So for another example if f(x) is 2*e^(x)-3 starting with a guess of .5 and doing two iterations we get:

That is very close to the actual root of:
Three iterations of Newton's method only correctly gets 5 decimal places right for more arithmetic...

Wednesday, December 2, 2015

Possible commutative pairing function

My conjecture is that given a,b positive integers:

is a positive integer unique to the pair a,b except for exchanging a and b...

I tried proving it a few different ways but really I don't know why it seems to work. I looked at many examples where it holds and usually there are 3,6,9, or 12 solutions over the integers but except for a,b and b,a one of the two integers is always negative...  Maybe the proof is simple, if 12 is the most solutions there can be and you know two solutions will both be negative integers, and 8 will have 1 negative and 1 positive integer, that only leaves two to be positive, but I wasn't able to get to that... Maybe also there's an argument from the symmetries that have to exist, I don't know...
For 3,4 the solutions are:

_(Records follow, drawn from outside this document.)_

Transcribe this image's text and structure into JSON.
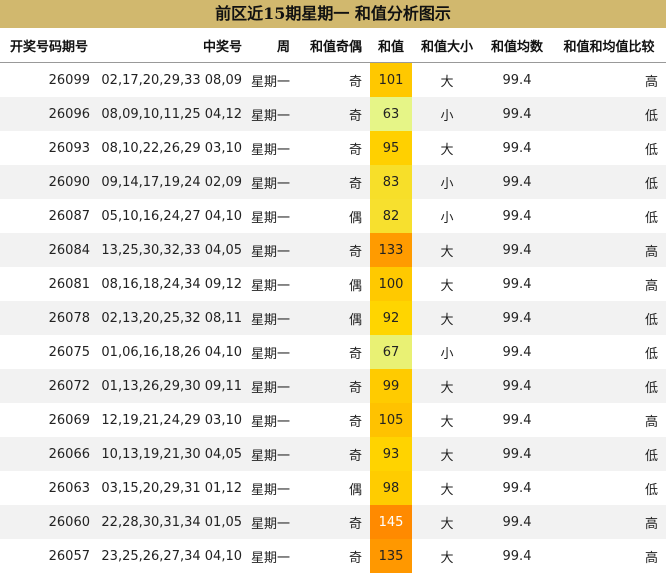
{
  "title": "前区近15期星期一 和值分析图示",
  "columns": [
    "开奖号码期号",
    "中奖号",
    "周",
    "和值奇偶",
    "和值",
    "和值大小",
    "和值均数",
    "和值和均值比较"
  ],
  "colors": {
    "title_bg": "#d1b86e",
    "avg_bg": "#dcf27a",
    "heat_low": "#e6f587",
    "heat_mid": "#ffd500",
    "heat_high": "#ff8a00"
  },
  "rows": [
    {
      "issue": "26099",
      "numbers": "02,17,20,29,33 08,09",
      "week": "星期一",
      "parity": "奇",
      "sum": "101",
      "size": "大",
      "avg": "99.4",
      "cmp": "高"
    },
    {
      "issue": "26096",
      "numbers": "08,09,10,11,25 04,12",
      "week": "星期一",
      "parity": "奇",
      "sum": "63",
      "size": "小",
      "avg": "99.4",
      "cmp": "低"
    },
    {
      "issue": "26093",
      "numbers": "08,10,22,26,29 03,10",
      "week": "星期一",
      "parity": "奇",
      "sum": "95",
      "size": "大",
      "avg": "99.4",
      "cmp": "低"
    },
    {
      "issue": "26090",
      "numbers": "09,14,17,19,24 02,09",
      "week": "星期一",
      "parity": "奇",
      "sum": "83",
      "size": "小",
      "avg": "99.4",
      "cmp": "低"
    },
    {
      "issue": "26087",
      "numbers": "05,10,16,24,27 04,10",
      "week": "星期一",
      "parity": "偶",
      "sum": "82",
      "size": "小",
      "avg": "99.4",
      "cmp": "低"
    },
    {
      "issue": "26084",
      "numbers": "13,25,30,32,33 04,05",
      "week": "星期一",
      "parity": "奇",
      "sum": "133",
      "size": "大",
      "avg": "99.4",
      "cmp": "高"
    },
    {
      "issue": "26081",
      "numbers": "08,16,18,24,34 09,12",
      "week": "星期一",
      "parity": "偶",
      "sum": "100",
      "size": "大",
      "avg": "99.4",
      "cmp": "高"
    },
    {
      "issue": "26078",
      "numbers": "02,13,20,25,32 08,11",
      "week": "星期一",
      "parity": "偶",
      "sum": "92",
      "size": "大",
      "avg": "99.4",
      "cmp": "低"
    },
    {
      "issue": "26075",
      "numbers": "01,06,16,18,26 04,10",
      "week": "星期一",
      "parity": "奇",
      "sum": "67",
      "size": "小",
      "avg": "99.4",
      "cmp": "低"
    },
    {
      "issue": "26072",
      "numbers": "01,13,26,29,30 09,11",
      "week": "星期一",
      "parity": "奇",
      "sum": "99",
      "size": "大",
      "avg": "99.4",
      "cmp": "低"
    },
    {
      "issue": "26069",
      "numbers": "12,19,21,24,29 03,10",
      "week": "星期一",
      "parity": "奇",
      "sum": "105",
      "size": "大",
      "avg": "99.4",
      "cmp": "高"
    },
    {
      "issue": "26066",
      "numbers": "10,13,19,21,30 04,05",
      "week": "星期一",
      "parity": "奇",
      "sum": "93",
      "size": "大",
      "avg": "99.4",
      "cmp": "低"
    },
    {
      "issue": "26063",
      "numbers": "03,15,20,29,31 01,12",
      "week": "星期一",
      "parity": "偶",
      "sum": "98",
      "size": "大",
      "avg": "99.4",
      "cmp": "低"
    },
    {
      "issue": "26060",
      "numbers": "22,28,30,31,34 01,05",
      "week": "星期一",
      "parity": "奇",
      "sum": "145",
      "size": "大",
      "avg": "99.4",
      "cmp": "高"
    },
    {
      "issue": "26057",
      "numbers": "23,25,26,27,34 04,10",
      "week": "星期一",
      "parity": "奇",
      "sum": "135",
      "size": "大",
      "avg": "99.4",
      "cmp": "高"
    }
  ],
  "chart_data": {
    "type": "table",
    "title": "前区近15期星期一 和值分析图示",
    "columns": [
      "开奖号码期号",
      "中奖号",
      "周",
      "和值奇偶",
      "和值",
      "和值大小",
      "和值均数",
      "和值和均值比较"
    ],
    "x": [
      "26099",
      "26096",
      "26093",
      "26090",
      "26087",
      "26084",
      "26081",
      "26078",
      "26075",
      "26072",
      "26069",
      "26066",
      "26063",
      "26060",
      "26057"
    ],
    "series": [
      {
        "name": "和值",
        "values": [
          101,
          63,
          95,
          83,
          82,
          133,
          100,
          92,
          67,
          99,
          105,
          93,
          98,
          145,
          135
        ]
      },
      {
        "name": "和值均数",
        "values": [
          99.4,
          99.4,
          99.4,
          99.4,
          99.4,
          99.4,
          99.4,
          99.4,
          99.4,
          99.4,
          99.4,
          99.4,
          99.4,
          99.4,
          99.4
        ]
      }
    ]
  }
}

Friday, November 27, 2015

Distribution decomposition with normal curves

The formula I found to decompose a distribution into normal components, similar to how the Fourier transform decomposes a wave into sine and cosine components is:
Where n is the number of points to be interpolated... So if we know the value of the distribution say at x=1, 2, and 3 we evaluate the above with n=3 and those values for x1, x2, x3:

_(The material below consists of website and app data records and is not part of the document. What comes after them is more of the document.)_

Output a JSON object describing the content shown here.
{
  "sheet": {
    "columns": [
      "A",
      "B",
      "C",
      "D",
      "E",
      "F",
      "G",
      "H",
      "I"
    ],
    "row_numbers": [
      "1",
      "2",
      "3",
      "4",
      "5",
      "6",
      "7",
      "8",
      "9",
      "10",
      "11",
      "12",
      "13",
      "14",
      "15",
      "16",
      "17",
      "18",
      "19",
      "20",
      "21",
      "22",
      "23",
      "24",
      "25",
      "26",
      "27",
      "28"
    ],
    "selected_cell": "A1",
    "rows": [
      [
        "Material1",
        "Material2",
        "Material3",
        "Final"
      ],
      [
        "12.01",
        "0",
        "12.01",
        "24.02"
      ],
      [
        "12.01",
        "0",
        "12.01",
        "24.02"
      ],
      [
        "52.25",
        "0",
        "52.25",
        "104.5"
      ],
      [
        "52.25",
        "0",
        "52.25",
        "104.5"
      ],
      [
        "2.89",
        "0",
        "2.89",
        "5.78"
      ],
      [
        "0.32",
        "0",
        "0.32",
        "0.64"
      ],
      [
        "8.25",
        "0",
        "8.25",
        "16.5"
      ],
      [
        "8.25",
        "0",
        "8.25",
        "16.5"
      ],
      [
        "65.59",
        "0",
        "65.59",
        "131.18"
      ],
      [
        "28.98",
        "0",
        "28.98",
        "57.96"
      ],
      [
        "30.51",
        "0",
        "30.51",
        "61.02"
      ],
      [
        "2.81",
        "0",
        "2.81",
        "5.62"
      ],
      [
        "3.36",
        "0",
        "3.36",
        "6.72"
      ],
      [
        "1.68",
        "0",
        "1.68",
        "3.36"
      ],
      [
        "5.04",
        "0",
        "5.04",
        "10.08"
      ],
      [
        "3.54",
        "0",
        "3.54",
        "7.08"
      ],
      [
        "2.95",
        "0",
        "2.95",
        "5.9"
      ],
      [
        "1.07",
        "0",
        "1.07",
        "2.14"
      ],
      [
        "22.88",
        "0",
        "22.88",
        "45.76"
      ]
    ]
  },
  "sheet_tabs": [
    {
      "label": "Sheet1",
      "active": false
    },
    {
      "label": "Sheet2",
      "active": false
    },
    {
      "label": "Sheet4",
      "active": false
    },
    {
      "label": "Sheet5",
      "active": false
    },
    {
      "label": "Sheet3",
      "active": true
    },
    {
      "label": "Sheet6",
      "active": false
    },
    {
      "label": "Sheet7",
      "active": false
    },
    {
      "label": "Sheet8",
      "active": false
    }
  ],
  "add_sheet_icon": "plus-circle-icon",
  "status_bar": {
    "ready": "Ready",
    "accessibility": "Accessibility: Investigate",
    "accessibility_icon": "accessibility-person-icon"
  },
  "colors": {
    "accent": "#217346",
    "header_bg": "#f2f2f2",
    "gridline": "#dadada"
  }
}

Now we can evaluate the above at each of x=1,2,3, with our y values of let's say .9, .7, and .8 respectively, and solve:
Now we can plot the solution:

Sunday, November 22, 2015

Preference Wheel on the complex plane

This example is for giving a person the task to rank their 3 favorite choices out of 10 possible choices labeled alphabetically... The data is as follows:

The above data means the first person chose their favorite to be choice e, their second favorite to be choice d, and their third favorite to be choice b... And the second person chose their favorite to be choice i, and their second favorite to be choice g, and their third choice was b... Etc...

So I thought to make a preference chart where a person's 3rd favorite always comes halfway between their first and second favorite on a circle... First I solved these equations:

In complex numbers on the unit circle this is saying the variable in the right hand side of each equation is the point on the circle halfway between the two variables on the left hand side around the circle... And the last equation a=1 is to disallow rotational symmetry we set one variable to equal the real axis...

There were quite a few solutions, but most were trivial that all the variables equal 1 or 0 or all real number solutions, the two interesting ones are mirror images across the real axis, one of them is:

Which plotted on the unit circle is:
And see that it encodes the information perfectly for example that f is halfway around the circle between j and e, when two variables are equal the halfway point is either equal to either or on the opposite side of the circle..

So once plotted the question is can we extrapolate that someone who listed, for example, a and e as their first two favorites, which was not information given, will usually like h as a third choice... I'll have to find a real dataset to statistically determine whether that is the case or not...

Thursday, November 19, 2015

Multidimensional projections on 2d plane

For 3 dimensions you can imagine that A,B,C are your 3 dimensional axes turned in such a way that looking at them they appear like this:
Define a point P on the plane to be P=a*A+b*B+c*C, with a,b,c values from the sliders...

Then we can look at all the ways to fix 2 of the sliders at 1 or 0 and move the 3rd, and tracing the paths they make gives:
Which is the "shadow" or projection of the 3d cube on the plane...

Now what if we have four orthogonal axes, so that their projection on the 2d plane looked like this:
We can define P to be P=a*A+b*B+c*C+d*D
There are a lot of ways to hold all but one of the sliders fixed at 1 or 0 and move the other one, doing so traces this onto the plane:
This is the projection on the plane of a 4 dimensional cube!